Kimsuky, alternatively identified as APT43, ARCHIPELAGO, Black Banshee, Emerald Sleet (formerly Thallium), Nickel Kimball, and Velvet Chollima, is renowned for its proclivity to engage in offensive cyber operations aimed at pilfering sensitive and confidential information.
In November 2023, the U.S. Treasury Department's Office of Foreign Assets Control (OFAC) pressed sanctions on these threat actors for their role in gathering intelligence to advance North Korea's strategic goals.
This adversarial group has also been linked to spear-phishing attacks directed at South Korean entities, utilizing various backdoors, including AppleSeed and AlphaSeed.
The Attack Operation Deploying the Troll Stealer Malware
An examination conducted by cybersecurity researchers has revealed the utilization of a dropper tasked with deploying the subsequent stealer threat.
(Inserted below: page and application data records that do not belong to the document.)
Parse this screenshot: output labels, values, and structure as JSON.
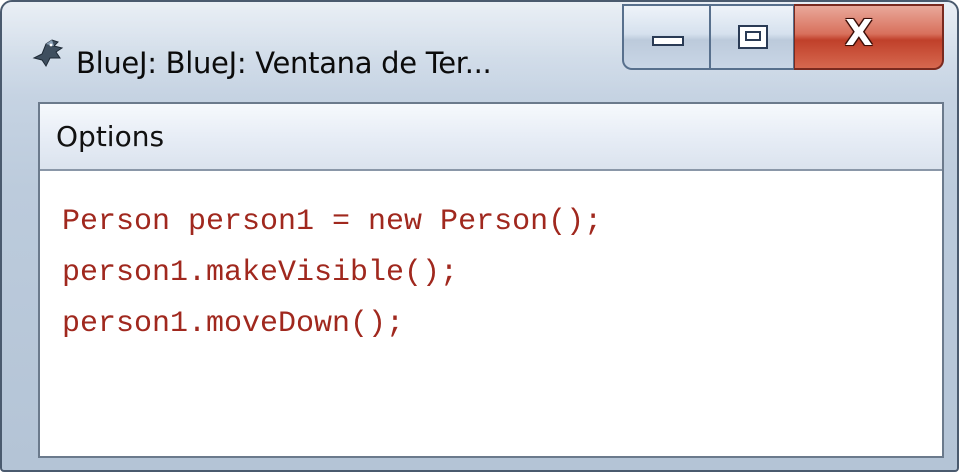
{
  "window": {
    "title": "BlueJ: BlueJ:  Ventana de Ter...",
    "app_icon": "bluej-bird-icon",
    "caption_buttons": {
      "minimize_icon": "minimize-icon",
      "maximize_icon": "maximize-icon",
      "close_icon": "close-icon",
      "close_glyph": "X"
    }
  },
  "menubar": {
    "items": [
      {
        "label": "Options"
      }
    ]
  },
  "terminal": {
    "lines": [
      "Person person1 = new Person();",
      "person1.makeVisible();",
      "person1.moveDown();"
    ],
    "text_color": "#a0281e"
  },
  "colors": {
    "close_button": "#c0402a",
    "frame": "#b4c4d6"
  }
}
The dropper disguises itself as an installation file for a security program purportedly from a South Korean firm known as SGA Solutions. As for the name of the stealer, it is based on the path 'D:/~/repo/golang/src/root.go/s/troll/agent' embedded within it.
As per the insights provided by information security experts, the dropper operates as a legitimate installer in conjunction with the malware. Both the dropper and the malware bear the signature of a valid D2Innovation Co., LTD certificate, indicating a potential theft of the company's certificate.
A notable characteristic of the Troll Stealer is its capability to pilfer the GPKI folder on compromised systems, hinting at the likelihood that the malware has been employed in attacks directed at administrative and public organizations within the country.
Kimsiky May Be Evolving Their Tactics and Threatening Arsenal
In light of the absence of documented Kimsuky campaigns involving the theft of GPKI folders, there is speculation that the observed new behavior could signify a shift in tactics or the actions of another threat actor closely affiliated with the group, potentially possessing access to the source code of AppleSeed and AlphaSeed.
Indications also point towards the potential involvement of the threat actor in a Go-based backdoor named GoBear. This backdoor is signed with a legitimate certificate linked to D2Innovation Co., LTD and follows instructions from a Command-and-Control (C2) server.
Furthermore, the function names within GoBear's code overlap with commands used by BetaSeed, a C++-based backdoor malware employed by the Kimsuky group. Notably, GoBear introduces SOCKS5 proxy functionality, a feature not previously present in the backdoor malware associated with the Kimsuky group.